TDCJ has thousands of confirmed prison gang members out of a total population of over 150,000. Some estimate that gang affiliation exists for as much as 10% of the prison population. There is always an ongoing effort by prison officials to identify gang members and remove them from the general offender population, in large part because up to 40,000 people are sent into TDCJ by the court system each year, and many of those people have never been in the prison system, so there is no prior intelligence on that person’s possible gang activities. Consequently, the prisons have Gang Intelligence Officers who are always keeping their ears and eyes open in order to confirm as many gang members as possible. TDCJ makes these gang identification efforts a very high priority.
Gang members belong to rigidly structured organizations such as the Texas Syndicate, Aryan Brotherhood and the Mexican Mafia. It seems one’s racial and ethnic background are the starting point for determining what group, if any, a person may have joined. These groups are reputed to be involved in organized criminal activities, both inside and outside of prison. GRAD is the only path out of Ad Seg besides parole or completely discharging one’s sentence. Interestingly, TDCJ does not presently identify any African American gang as a security threat group. Thus, members of the “Crips” or the “Bloods” are not isolated from general population like members of hispanic and white gangs. I’m not really sure why, but I would be curious to find out the answer.

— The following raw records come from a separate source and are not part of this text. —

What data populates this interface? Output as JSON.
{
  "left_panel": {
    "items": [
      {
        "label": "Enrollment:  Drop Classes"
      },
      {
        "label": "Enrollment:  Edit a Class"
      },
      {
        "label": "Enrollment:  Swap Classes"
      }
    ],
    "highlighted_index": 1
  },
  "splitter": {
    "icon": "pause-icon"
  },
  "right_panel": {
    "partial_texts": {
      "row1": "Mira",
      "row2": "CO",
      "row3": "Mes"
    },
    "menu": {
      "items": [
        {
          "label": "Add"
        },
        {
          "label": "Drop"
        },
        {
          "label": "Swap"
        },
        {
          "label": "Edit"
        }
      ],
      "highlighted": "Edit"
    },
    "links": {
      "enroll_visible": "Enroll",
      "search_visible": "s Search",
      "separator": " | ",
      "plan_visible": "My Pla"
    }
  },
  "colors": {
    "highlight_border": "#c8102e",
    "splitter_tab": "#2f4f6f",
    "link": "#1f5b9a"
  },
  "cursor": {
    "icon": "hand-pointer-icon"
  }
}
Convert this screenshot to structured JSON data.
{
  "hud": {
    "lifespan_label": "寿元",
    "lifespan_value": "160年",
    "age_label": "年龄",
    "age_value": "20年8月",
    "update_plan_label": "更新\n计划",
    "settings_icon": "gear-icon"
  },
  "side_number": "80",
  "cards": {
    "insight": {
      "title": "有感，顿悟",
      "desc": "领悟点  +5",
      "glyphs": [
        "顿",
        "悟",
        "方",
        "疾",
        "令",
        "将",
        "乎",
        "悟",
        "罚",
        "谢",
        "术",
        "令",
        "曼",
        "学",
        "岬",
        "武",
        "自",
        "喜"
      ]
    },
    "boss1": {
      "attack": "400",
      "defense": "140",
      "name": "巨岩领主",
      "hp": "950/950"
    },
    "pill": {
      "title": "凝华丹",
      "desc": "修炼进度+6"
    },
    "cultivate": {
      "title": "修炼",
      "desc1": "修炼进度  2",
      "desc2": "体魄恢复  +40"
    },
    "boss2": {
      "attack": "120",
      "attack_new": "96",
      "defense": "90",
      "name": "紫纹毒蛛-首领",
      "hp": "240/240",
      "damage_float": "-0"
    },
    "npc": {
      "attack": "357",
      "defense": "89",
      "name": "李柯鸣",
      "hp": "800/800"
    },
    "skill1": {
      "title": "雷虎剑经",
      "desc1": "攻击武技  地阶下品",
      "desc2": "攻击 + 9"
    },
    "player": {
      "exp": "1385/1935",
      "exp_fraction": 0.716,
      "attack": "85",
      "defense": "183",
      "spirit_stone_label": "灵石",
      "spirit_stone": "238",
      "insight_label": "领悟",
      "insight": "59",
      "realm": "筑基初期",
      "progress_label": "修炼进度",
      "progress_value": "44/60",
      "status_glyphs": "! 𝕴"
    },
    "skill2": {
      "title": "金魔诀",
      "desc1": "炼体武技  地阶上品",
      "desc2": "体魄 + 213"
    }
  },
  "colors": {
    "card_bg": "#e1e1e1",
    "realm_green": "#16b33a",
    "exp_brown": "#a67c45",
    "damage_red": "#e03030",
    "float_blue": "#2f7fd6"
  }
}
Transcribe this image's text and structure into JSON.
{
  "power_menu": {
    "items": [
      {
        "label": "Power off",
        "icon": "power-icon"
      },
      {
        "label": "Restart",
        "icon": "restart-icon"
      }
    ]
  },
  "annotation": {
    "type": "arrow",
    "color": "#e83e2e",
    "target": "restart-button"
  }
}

Upon graduation, GRAD offenders are typically moved to a new prison and returned to the general prison population. This is not without risk. Former gang members have told me on more than one occasion that going through GRAD makes them a target of retaliation at the hands any current gang member from their former gang that TDCJ has failed to properly identify and isolate. Therefore, all graduates of GRAD have even more incentive to make parole than inmates who have never been in a gang.
Prison gangs remain a problem for the Texas prisons, as well as the penal institutions of other states and the federal system. However, TDCJ has made the control of gangs and gang violence a high priority for over two decades now, and these efforts have undoubtedly resulted in safer prisons.
As a parole attorney, I can unequivocally attest that sincere participation in GRAD is seen as a positive sign by Parole Board Members and Parole Commisssioners, although it is a mistake to assume that GRAD participation alone will be the determining factor for the parole decision. It is, however, more accurate to say that active gang participation may well be the single biggest impediment to gaining a favorable parole decsion.